In a Friday call, company CEO Rob Katz said he’s “proud of our accomplishments” for the fiscal year — from Aug. 1, 2012, to July 31 of this year — saying the numbers reflect “... higher overall visitation, improved pricing, increased average guest spend and strong pass sales.”
The company’s stock finished the day at $69.59, up 61 cents from the previous day’s closing price.
Katz gave call participants an upbeat look at the company’s performance. Season pass revenue increased 8.8 percent from the previous fiscal year driven, in part, by the company’s management deal for The Canyons resort in Park City, Utah.
Katz added that the company’s acquisitions of small, Midwest ski areas — Afton Alps in Minnesota and Mount Brighton in Michigan — have also helped spur season pass and lift ticket sales. Pass sales in the past fiscal year also include a new pass for Keystone and Arapahoe Basin, as well as the addition of resorts in Austria and France to the traditional Epic Pass.
Those additions mean the company is growing in both the “high end” and “value” markets, Katz said.
Responding to a question from Barclays analyst Felicia Hendrix, Katz said The Canyons may also help Vail Resorts increase its market share.
While Katz said it’s too early to draw any firm conclusions, he said company officials believe there’s an opportunity to draw market share away from other Utah resorts with its deal at The Canyons.
There’s uncertainty surrounding The Canyons, though. As part of its $25 million per year lease of the resort property, Vail Resorts also took over responsibility for litigation between Talisker, which owns the property, and the operators of the Park City Mountain Resort.

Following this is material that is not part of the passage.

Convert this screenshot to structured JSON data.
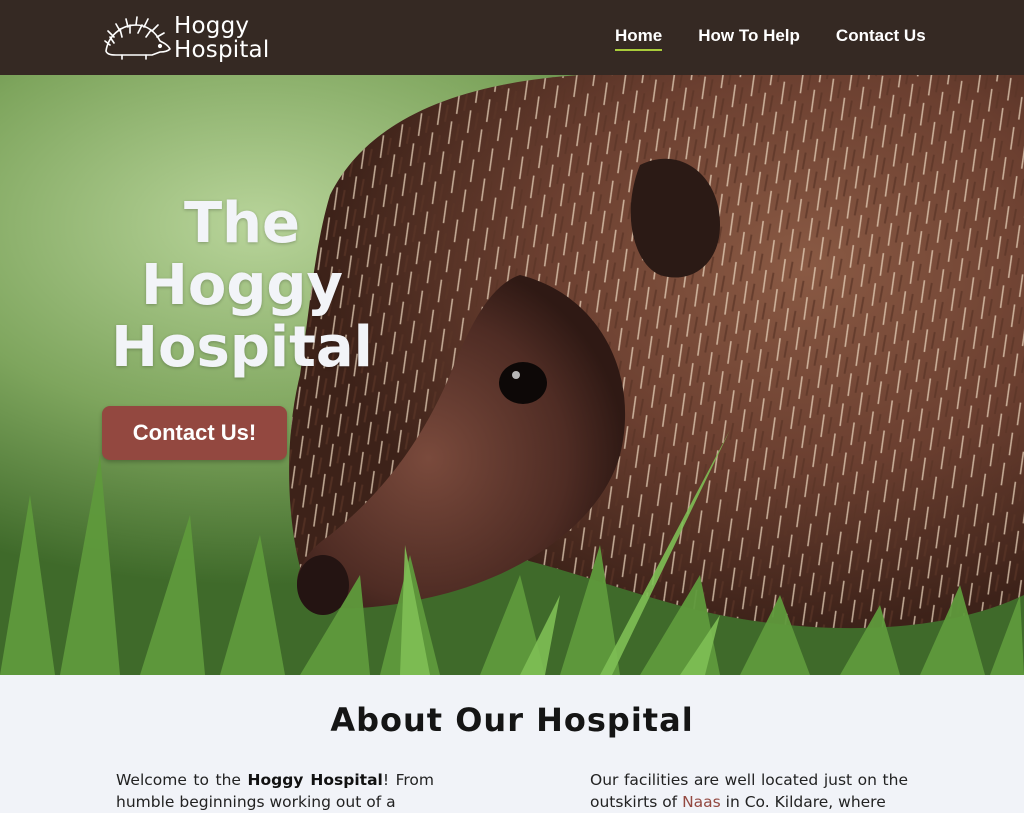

Responding to a question, Katz said even if his company loses the current lawsuit, the deal at The Canyons has opportunities that make the company’s investment worthwhile.
That said, Katz added that the litigation with Park City is “proceeding consistently with how we expected it to.”
Lodging is also growing. The company for the 2013 fiscal year increased its total lodging revenue by 6.5 percent over the 2012 period. Katz said the lodging business was aided by “improved summer visitation and increased winter demand during peak holiday periods.”
People tended to spend more, too, with the company’s “average daily rate” and “revenue per available room” both growing in 2013. Katz said besides more people booking rooms at higher rates, the company has benefited from a re-organization of its lodging business.
The outlook for the coming season seems to be strong, too. While only about 15 percent of the company’s rooms have been booked for the coming season, Katz said both rates and occupancy are up from the 2012 fiscal year.
Vail Resorts Chief Financial Officer Mike Barkin said that’s in line with the company’s current outlook for the 2014 fiscal year. While company officials’ “visibility is limited,” Barkin said the company is planning on “normal” weather and the continuation of national and world economic conditions.
Plans for summer
Summer plans also require some gazing into the future. Katz said the company expects the U.S. Forest Service to publish by the end of November a draft plan for the company’s Epic Discovery proposals at Vail Mountain. If the plans are ultimately approved by federal land managers, Katz said the company could have all its proposed summer activities in place by 2015 and 2016.
While company officials expect summer activities to ultimately draw more visitors, Katz said the initial opportunity lies with people who are already coming to Vail.
While real estate doesn’t feature as prominently in the company’s portfolio as it once did, the company has closed on the sales of 10 units at the Ritz-Carlton Residences in Vail and 12 at One Ski Hill Place in Breckenridge. The company also sold 2.1 acres of land at the base of Peak 8 in Breckenridge. That land will be developed by the buyer into time-share condominiums. Despite those sales, the company’s real estate revenue dropped by roughly $5 million from the 2012 to 2013 fiscal years.
With snow already reported at Colorado resorts this week, Katz said company officials are “excited” about the prospects for the coming season. The company is set to open the Peak 6 expansion at Breckenridge — bringing 23 percent in skiable terrain — as well as the new, six-person Chair 4 from Mid Vail and the new Red Tail Camp restaurant at Beaver Creek.
Those and other improvements will be “important drivers of growth,” he said.